People evaluating your early-stage business have very little material to evaluate. We don't have five years of historical financials, years of customer behavior data, or often much scientific data proving that your product even works. Minor things can therefore take on disproportionate importance.

Has this individual been 100% truthful and clear? Did they charge a $6 Starbucks to the startup or did they have a $2 filter coffee on their personal card? Are they shady, eccentric, scatterbrained, organized, thoughtful, considered?

Some of these first impressions might be entirely unfair, but they happen. Your defense is to present a credible picture in everything you do when fundraising – and, in fact, any time, because we will learn what you are like when you are not just in “pitching” mode.

Underlying philosophy #3: maintain credibility throughout your fundraising process.

Philosophy #2: Do Your Homework

No authors write well without knowing their audience; no salespeople sell well without knowing their customers; no companies pitch well without knowing their potential funders. You can only know your funders by doing your homework.

What is the right kind of investor for my business? Where are those investors? Do I fit VentureSouth’s investment criteria, or Wells Fargo’s funding criteria, or SCORE’s advising criteria?

What kind of return are they seeking, and when, and who am I competing against for their attention? How can I differentiate myself from the other companies raising money?

What kind of deal should I offer? How do I prove my traction effectively? How painful is this process going to be? What can go wrong?

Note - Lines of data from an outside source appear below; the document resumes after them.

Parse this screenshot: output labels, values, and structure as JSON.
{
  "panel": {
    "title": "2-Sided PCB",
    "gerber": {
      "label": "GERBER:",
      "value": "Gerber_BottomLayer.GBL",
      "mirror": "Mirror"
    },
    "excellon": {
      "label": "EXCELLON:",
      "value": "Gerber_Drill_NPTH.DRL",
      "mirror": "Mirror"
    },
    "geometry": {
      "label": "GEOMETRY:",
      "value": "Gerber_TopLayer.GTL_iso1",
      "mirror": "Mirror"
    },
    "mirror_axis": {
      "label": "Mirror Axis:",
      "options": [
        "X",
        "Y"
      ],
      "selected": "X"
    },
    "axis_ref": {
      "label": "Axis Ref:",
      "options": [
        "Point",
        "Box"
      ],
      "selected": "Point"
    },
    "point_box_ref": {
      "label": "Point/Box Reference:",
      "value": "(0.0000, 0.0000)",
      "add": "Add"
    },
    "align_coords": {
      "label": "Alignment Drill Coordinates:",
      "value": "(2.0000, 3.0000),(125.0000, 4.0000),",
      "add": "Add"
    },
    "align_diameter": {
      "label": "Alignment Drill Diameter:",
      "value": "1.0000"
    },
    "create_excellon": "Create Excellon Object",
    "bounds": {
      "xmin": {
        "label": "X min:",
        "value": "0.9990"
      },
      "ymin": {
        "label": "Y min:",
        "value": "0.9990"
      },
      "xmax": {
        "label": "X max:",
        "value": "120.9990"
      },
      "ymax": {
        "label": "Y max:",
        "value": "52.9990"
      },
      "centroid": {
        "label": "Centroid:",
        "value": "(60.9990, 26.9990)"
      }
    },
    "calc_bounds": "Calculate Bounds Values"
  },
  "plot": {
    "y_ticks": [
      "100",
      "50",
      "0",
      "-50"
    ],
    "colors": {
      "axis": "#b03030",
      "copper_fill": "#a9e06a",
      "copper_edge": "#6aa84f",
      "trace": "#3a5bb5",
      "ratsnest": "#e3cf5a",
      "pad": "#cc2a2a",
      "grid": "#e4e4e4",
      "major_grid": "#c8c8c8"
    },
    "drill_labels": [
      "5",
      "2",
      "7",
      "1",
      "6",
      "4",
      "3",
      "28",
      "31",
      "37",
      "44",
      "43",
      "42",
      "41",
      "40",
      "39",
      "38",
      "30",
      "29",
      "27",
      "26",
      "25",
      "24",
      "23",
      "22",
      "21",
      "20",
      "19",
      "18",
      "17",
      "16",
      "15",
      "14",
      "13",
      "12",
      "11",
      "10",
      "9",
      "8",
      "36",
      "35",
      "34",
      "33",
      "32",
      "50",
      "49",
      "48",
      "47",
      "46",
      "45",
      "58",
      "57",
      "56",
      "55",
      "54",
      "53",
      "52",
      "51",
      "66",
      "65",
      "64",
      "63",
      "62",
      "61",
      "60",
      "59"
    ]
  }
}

You need to have good answers to these questions before you even approach a funding source. Connecting then learning is not the way to go. “Hi, I’m not sure if I’m a good fit but I was wondering if you would fund my company” is a certain way to get to "you're not a good fit."

But that’s why you’re reading these posts, right? And why you’ve already read this page.

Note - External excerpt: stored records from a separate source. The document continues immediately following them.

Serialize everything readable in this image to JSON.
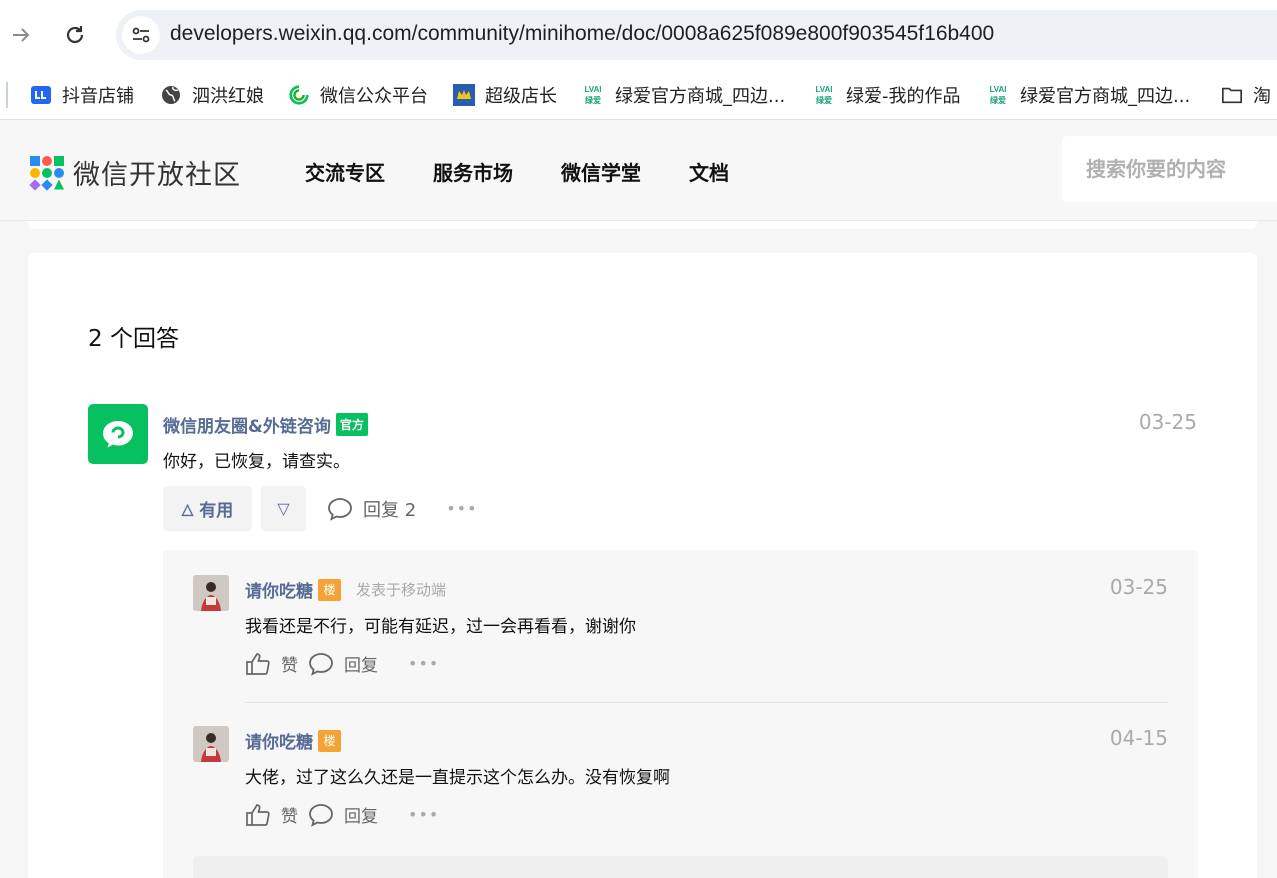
{
  "browser": {
    "url": "developers.weixin.qq.com/community/minihome/doc/0008a625f089e800f903545f16b400",
    "bookmarks": [
      {
        "label": "抖音店铺",
        "icon": "douyin-shop-icon"
      },
      {
        "label": "泗洪红娘",
        "icon": "globe-icon"
      },
      {
        "label": "微信公众平台",
        "icon": "wechat-mp-icon"
      },
      {
        "label": "超级店长",
        "icon": "crown-icon"
      },
      {
        "label": "绿爱官方商城_四边...",
        "icon": "lvai-icon"
      },
      {
        "label": "绿爱-我的作品",
        "icon": "lvai-icon"
      },
      {
        "label": "绿爱官方商城_四边...",
        "icon": "lvai-icon"
      },
      {
        "label": "淘",
        "icon": "folder-icon"
      }
    ]
  },
  "header": {
    "logo_text": "微信开放社区",
    "nav": [
      "交流专区",
      "服务市场",
      "微信学堂",
      "文档"
    ],
    "search_placeholder": "搜索你要的内容"
  },
  "answers": {
    "title": "2 个回答",
    "items": [
      {
        "author": "微信朋友圈&外链咨询",
        "badge": "官方",
        "date": "03-25",
        "content": "你好，已恢复，请查实。",
        "useful_label": "有用",
        "reply_label": "回复 2",
        "replies": [
          {
            "author": "请你吃糖",
            "badge": "楼",
            "source": "发表于移动端",
            "date": "03-25",
            "content": "我看还是不行，可能有延迟，过一会再看看，谢谢你",
            "like_label": "赞",
            "reply_label": "回复"
          },
          {
            "author": "请你吃糖",
            "badge": "楼",
            "source": "",
            "date": "04-15",
            "content": "大佬，过了这么久还是一直提示这个怎么办。没有恢复啊",
            "like_label": "赞",
            "reply_label": "回复"
          }
        ]
      }
    ]
  },
  "colors": {
    "brand_green": "#07c160",
    "link_blue": "#576b95",
    "floor_badge": "#f5a337"
  }
}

Philosophy #1: Pitching is a Process

We start out with five “philosophies” of angel investment pitching – meta-guidance that underlies many of the future tips.

1)      Pitching is a process.

The “pitch” is one part of raising capital. It isn’t the first or last step. The entire “pitching process” is deliberately a series of hurdles and challenges to test different business characteristics and presenter qualities – understandability, sell-ability, fundability, credibility, resilience. You need to understand the whole process in order to be successful in any given part.

This diagram summarizes the steps of our investment process. Pitching is important, but note how few companies actually make it to the pitch: the chances are the pitch has failed even before you reach the "Pitch Deck" (stage 5). You need to be a high quality candidate at every stage of the process in order to get funded - starting with the opening email!

 
 

Perfecting Your Pitch - Introduction

Every few weeks, we run an educational workshop to share the insights we have gained from seeing many hundreds of companies pitch to angel investors. The most recent, in Greenville last month, was a packed house of entrepreneurs looking for advice.

These events are popular. We’re going to try to bring this workshop to all the locations with a VentureSouth angel membership group, but it is hard to do that while running angel groups. We also pack a lot of material into 90 minutes – as you will see if you attend. (Subscribe to our newsletter to hear details of future events.)

So we have decided to add this repository of tips and suggestions. This post kicks off a regular feature where we share a quick idea on how to improve your pitch, or how to avoid a pothole along the way.

Some of these suggestions are specific to angel groups, but most apply to any form of capital raising. Our goal is at least one a week until all our candidate companies have the "perfect pitch."

Why are we qualified to do this? We're not really. We are not a general “pitch practice” company, sales training consultancy, or public speaking trainer. But over the course of the nearly 2,000 business plans we have reviewed and nearly 200 companies we have seen pitch to our groups, we have learned what works in our groups – and what doesn't.

We hope you find them useful, and welcome your feedback, debate, criticism, and suggestions for improvement.